**Records from a dataset**
============

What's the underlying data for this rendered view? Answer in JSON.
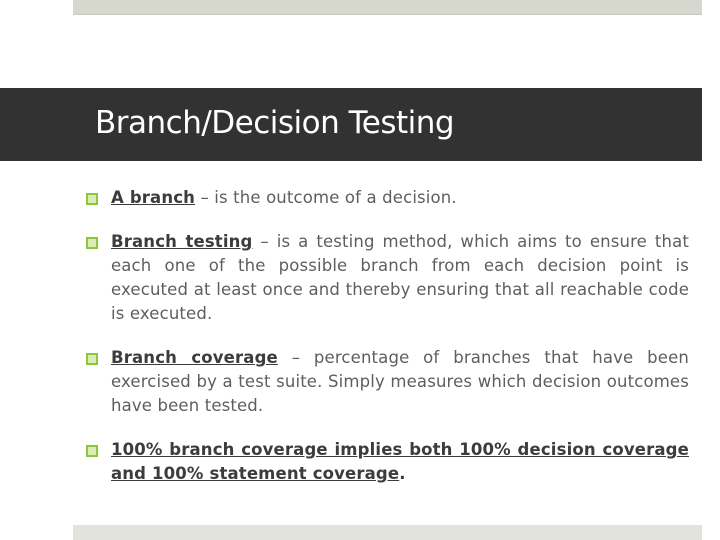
{
  "slide": {
    "title": "Branch/Decision Testing",
    "accent_color": "#8dc63f",
    "title_bar_color": "#323232",
    "bullets": [
      {
        "term": "A branch",
        "text": " – is the outcome of a decision."
      },
      {
        "term": "Branch testing",
        "text": " – is a testing method, which aims to ensure that each one of the possible branch from each decision point is executed at least once and thereby ensuring that all reachable code is executed."
      },
      {
        "term": "Branch coverage",
        "text": " – percentage of branches that have been exercised by a test suite. Simply measures which decision outcomes have been tested."
      },
      {
        "term": "100% branch coverage implies both 100% decision coverage and 100% statement coverage",
        "text": "."
      }
    ]
  }
}
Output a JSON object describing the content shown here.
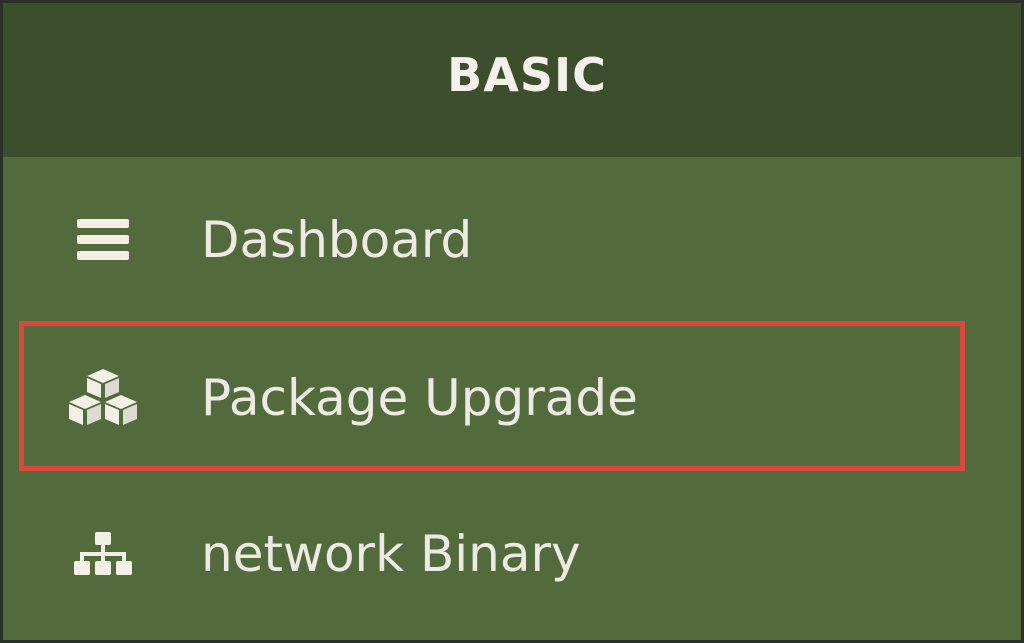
{
  "sidebar": {
    "section_title": "BASIC",
    "items": [
      {
        "label": "Dashboard",
        "icon": "bars-icon"
      },
      {
        "label": "Package Upgrade",
        "icon": "cubes-icon"
      },
      {
        "label": "network Binary",
        "icon": "sitemap-icon"
      }
    ]
  },
  "colors": {
    "header_bg": "#3d4e2c",
    "sidebar_bg": "#536a3c",
    "text": "#ecebe3",
    "highlight": "#d9473e"
  }
}
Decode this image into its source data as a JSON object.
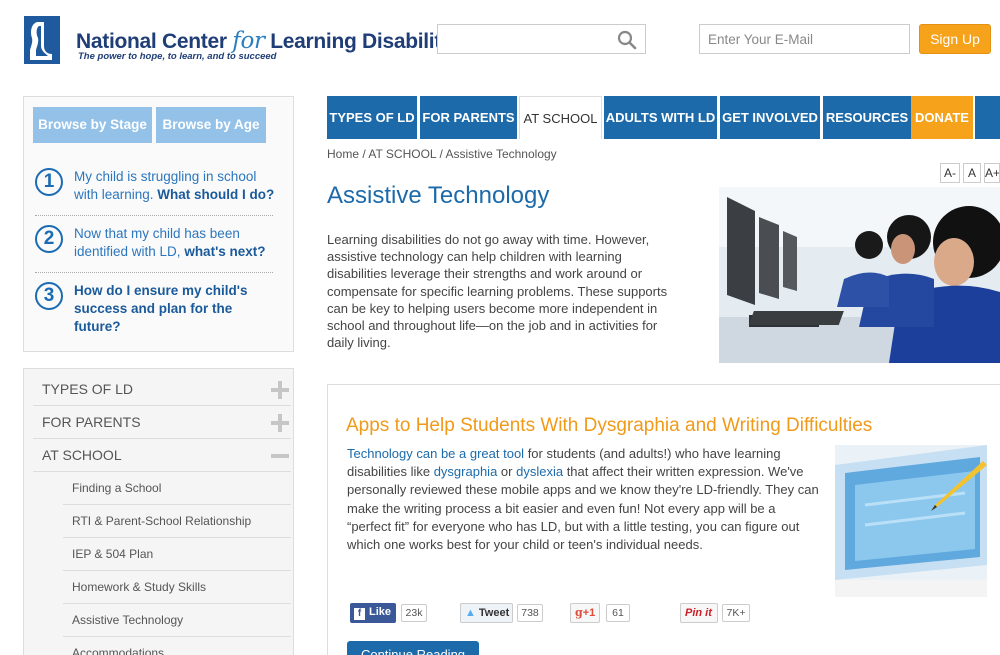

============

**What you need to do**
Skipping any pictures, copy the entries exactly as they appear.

**Answer space**
What's the underlying data for this rendered view? Answer in JSON.
{
  "slide": {
    "title": "Branch/Decision Testing",
    "accent_color": "#8dc63f",
    "title_bar_color": "#323232",
    "bullets": [
      {
        "term": "A branch",
        "text": " – is the outcome of a decision."
      },
      {
        "term": "Branch testing",
        "text": " – is a testing method, which aims to ensure that each one of the possible branch from each decision point is executed at least once and thereby ensuring that all reachable code is executed."
      },
      {
        "term": "Branch coverage",
        "text": " – percentage of branches that have been exercised by a test suite. Simply measures which decision outcomes have been tested."
      },
      {
        "term": "100% branch coverage implies both 100% decision coverage and 100% statement coverage",
        "text": "."
      }
    ]
  }
}
Output a JSON object describing the content shown here.
{
  "sidebar": {
    "section_title": "BASIC",
    "items": [
      {
        "label": "Dashboard",
        "icon": "bars-icon"
      },
      {
        "label": "Package Upgrade",
        "icon": "cubes-icon"
      },
      {
        "label": "network Binary",
        "icon": "sitemap-icon"
      }
    ]
  },
  "colors": {
    "header_bg": "#3d4e2c",
    "sidebar_bg": "#536a3c",
    "text": "#ecebe3",
    "highlight": "#d9473e"
  }
}
Decode this image into its source data as a JSON object.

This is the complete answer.